Brutally cold temperatures engendered by winds pushed south by the northern polar vortex are expected to fall as low as 35 to 60 degrees below zero today and in the coming month.
Brutally cold temperatures engendered by winds pushed south by the northern polar vortex are expected to fall as low as 35 to 60 degrees below zero today and in the coming month. (Photo provided by the National Aeronautics and Space Administration)

PUTNAM COUNTY — When in an emergency, you know who to call - and they always respond. Police, EMS, and Fire personnel rush to the scene whenever that call goes out, for whomever is in need of assistance. As the temperature dips to dangerous lows today and in the days ahead, keep the county’s first responders in your thoughts, and heed their advice.

“I would like to advise people that when the temperatures drop, please use caution when extra heating sources are used,” Sheriff Brian Siefker writes in an email. “And, be sure that they are safe to use. Using space heaters or other open flame heaters can be very dangerous and can start fires very easily. When using electrical heating sources, make sure that they are in well working order, so an electrical fire does not start, and ALWAYS make sure your home is equipped with smoke detectors.”

When speaking with Putnam County EMS Director Mike Klear, he offered similar advice, saying, “Be careful when you start looking at alternative heat sources. Make sure you’re using safe heat sources that are made to be used in a residential home, with at least three feet of clearance surrounding them.”

“When it gets so cold, sometimes we look for alternative heat sources. The stove or the oven, that’s not a good option. Never turn that on for heat. If you get to that point, you need to leave and go somewhere else. Or, have someone come and get you.”

And, continue to use caution when traveling. When asked if there is one thing he wished area drivers would do when traveling under poor weather conditions, Siefker responds, “The one thing that I could convince drivers to do in wintry conditions, is travel at a safe speed for the road conditions.”

“During bad weather, drivers seem to be in a big hurry. They need to slow down, allow extra distance between moving vehicles, and slow down when going around curves, over bridges and when approaching intersections.”

According to Siefker, his office sees a lot of vehicles that slide off of the road and into a ditch or utility pole this time of year. The damage is typically minor, but can be avoided entirely by using just a little extra caution and slowing down. Even if the accident itself is minor, should weather conditions become as bad as predicted, a small incident can quickly turn into a real emergency.

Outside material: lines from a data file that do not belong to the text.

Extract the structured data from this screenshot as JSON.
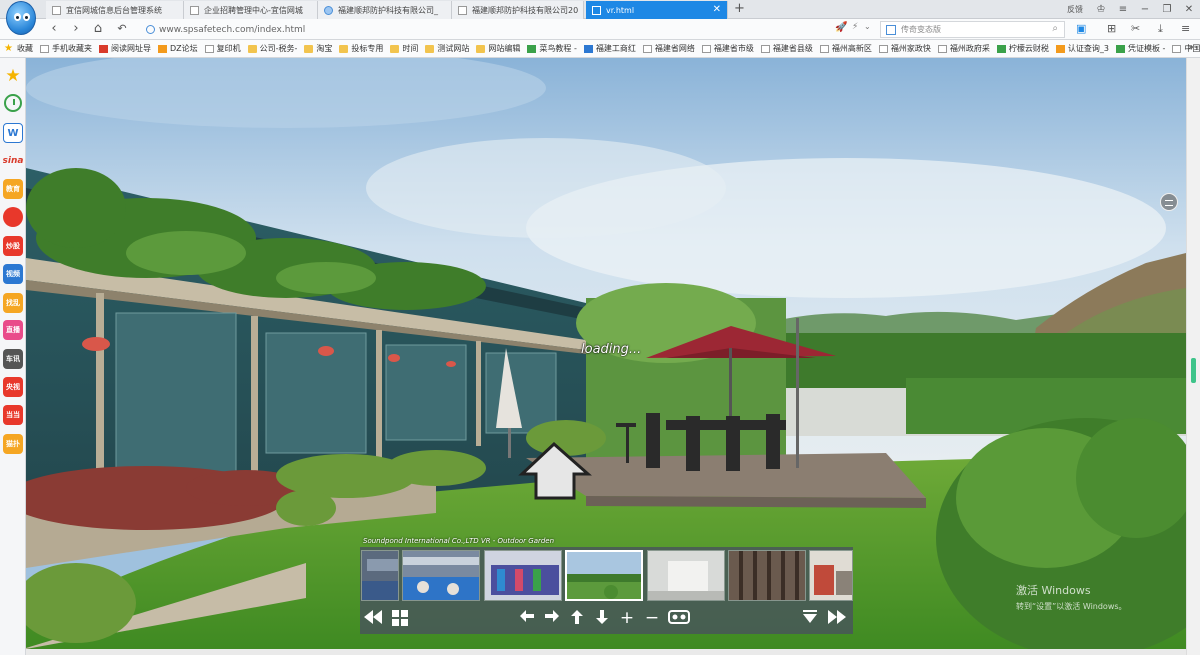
{
  "tabs": [
    {
      "title": "宜信网城信息后台管理系统",
      "active": false
    },
    {
      "title": "企业招聘管理中心-宜信网城",
      "active": false
    },
    {
      "title": "福建顺邦防护科技有限公司_",
      "active": false
    },
    {
      "title": "福建顺邦防护科技有限公司20",
      "active": false
    },
    {
      "title": "vr.html",
      "active": true
    }
  ],
  "window": {
    "feedback": "反馈"
  },
  "address": {
    "url": "www.spsafetech.com/index.html"
  },
  "search": {
    "placeholder": "传奇变态版"
  },
  "bookmarks": [
    {
      "label": "收藏",
      "icon": "star-icon"
    },
    {
      "label": "手机收藏夹",
      "icon": "page-icon"
    },
    {
      "label": "阅读网址导",
      "icon": "red-icon"
    },
    {
      "label": "DZ论坛",
      "icon": "orange-icon"
    },
    {
      "label": "复印机",
      "icon": "page-icon"
    },
    {
      "label": "公司-税务-",
      "icon": "folder-icon"
    },
    {
      "label": "淘宝",
      "icon": "folder-icon"
    },
    {
      "label": "投标专用",
      "icon": "folder-icon"
    },
    {
      "label": "时间",
      "icon": "folder-icon"
    },
    {
      "label": "测试网站",
      "icon": "folder-icon"
    },
    {
      "label": "网站编辑",
      "icon": "folder-icon"
    },
    {
      "label": "菜鸟教程 -",
      "icon": "green-icon"
    },
    {
      "label": "福建工商红",
      "icon": "blue-icon"
    },
    {
      "label": "福建省网络",
      "icon": "page-icon"
    },
    {
      "label": "福建省市级",
      "icon": "page-icon"
    },
    {
      "label": "福建省县级",
      "icon": "page-icon"
    },
    {
      "label": "福州高新区",
      "icon": "page-icon"
    },
    {
      "label": "福州家政快",
      "icon": "page-icon"
    },
    {
      "label": "福州政府采",
      "icon": "page-icon"
    },
    {
      "label": "柠檬云财税",
      "icon": "green-icon"
    },
    {
      "label": "认证查询_3",
      "icon": "orange-icon"
    },
    {
      "label": "凭证模板 -",
      "icon": "green-icon"
    },
    {
      "label": "中国质量认",
      "icon": "page-icon"
    }
  ],
  "sidebar": [
    {
      "label": "",
      "icon": "star-icon",
      "color": "#f5b400"
    },
    {
      "label": "",
      "icon": "clock-icon",
      "color": "#3aa14a"
    },
    {
      "label": "W",
      "icon": "word-icon",
      "color": "#2c78d2"
    },
    {
      "label": "sina",
      "icon": "sina-icon",
      "color": "#d93b2b"
    },
    {
      "label": "教育",
      "icon": "education-icon",
      "color": "#f5a623"
    },
    {
      "label": "",
      "icon": "weibo-icon",
      "color": "#e8382b"
    },
    {
      "label": "炒股",
      "icon": "stock-icon",
      "color": "#e8382b"
    },
    {
      "label": "视频",
      "icon": "video-icon",
      "color": "#2c78d2"
    },
    {
      "label": "找乱",
      "icon": "search-icon",
      "color": "#f5a623"
    },
    {
      "label": "直播",
      "icon": "live-icon",
      "color": "#e94b8a"
    },
    {
      "label": "车讯",
      "icon": "car-icon",
      "color": "#555555"
    },
    {
      "label": "央视",
      "icon": "cctv-icon",
      "color": "#e8382b"
    },
    {
      "label": "当当",
      "icon": "dangdang-icon",
      "color": "#e8382b"
    },
    {
      "label": "猫扑",
      "icon": "mop-icon",
      "color": "#f5a623"
    }
  ],
  "vr": {
    "loading": "loading...",
    "tour_title": "Soundpond International Co.,LTD VR - Outdoor Garden",
    "thumbs": [
      {
        "name": "scene-1",
        "active": false
      },
      {
        "name": "scene-2",
        "active": false
      },
      {
        "name": "scene-3",
        "active": false
      },
      {
        "name": "scene-4",
        "active": true
      },
      {
        "name": "scene-5",
        "active": false
      },
      {
        "name": "scene-6",
        "active": false
      },
      {
        "name": "scene-7",
        "active": false
      }
    ]
  },
  "watermark": {
    "title": "激活 Windows",
    "subtitle": "转到“设置”以激活 Windows。"
  }
}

“The slips and falls, and the accidents - the one thing we’re concerned with Wednesday’s and Thursday’s weather is the wind chill,” Klear says. “People can get hypothermia and frostbite very quickly. Again, the best thing is to just stay inside. But if they feel like they have to go out, to dress up in many layers, and have everything covered up.”

“Even if they think they’re just going to be running real quick to the grocery story, or going to visit a neighbor next door…If you’re going to be walking, have that cell phone with you. Sometimes we walk out the house to do stuff quickly, and we don’t always grab that. But if they have [a cell phone], and they fall and slip and cannot make it into the house, they can call and we can get help on the way.”

Getting there quickly, as always, is extremely important.

“I would like people to know that emergency responders are doing the best that they can do to assist people on an emergency call,” Siefker wrote. “Please give first responders courtesy when they are responding, move over when you see an emergency vehicle approaching you.”

Klear agrees saying, “Between motor vehicle accidents, and then slips and falls, and the normal health-related issues…As far as what we’re seeing on the road. When we get a lot of snow or ice, obviously if you can stay off the road and not travel, that’s best. If you do have to be out there, slow down and give yourselves a lot of room to stop. That’s the big thing - slow down.”

“The other thing is too, we’ve got a lot of volunteers responding. Pay attention to them when they’re responding in their vehicles. We want to keep them safe. We don’t have any firemen that are in a firehouse. Our volunteer EMS is the same. They drive to the station, and then they get into their EMS. Sometimes they even go to the scene directly.”

“When you see those lights, get off the side of the road. That’s the biggest thing.”

As a final thought, Klear adds a reminder to check on the elderly in your life daily, if not multiple times a day. “Just that communication with them, asking ‘How are you doing?’ and keeping track of them. That’s very important,” he says.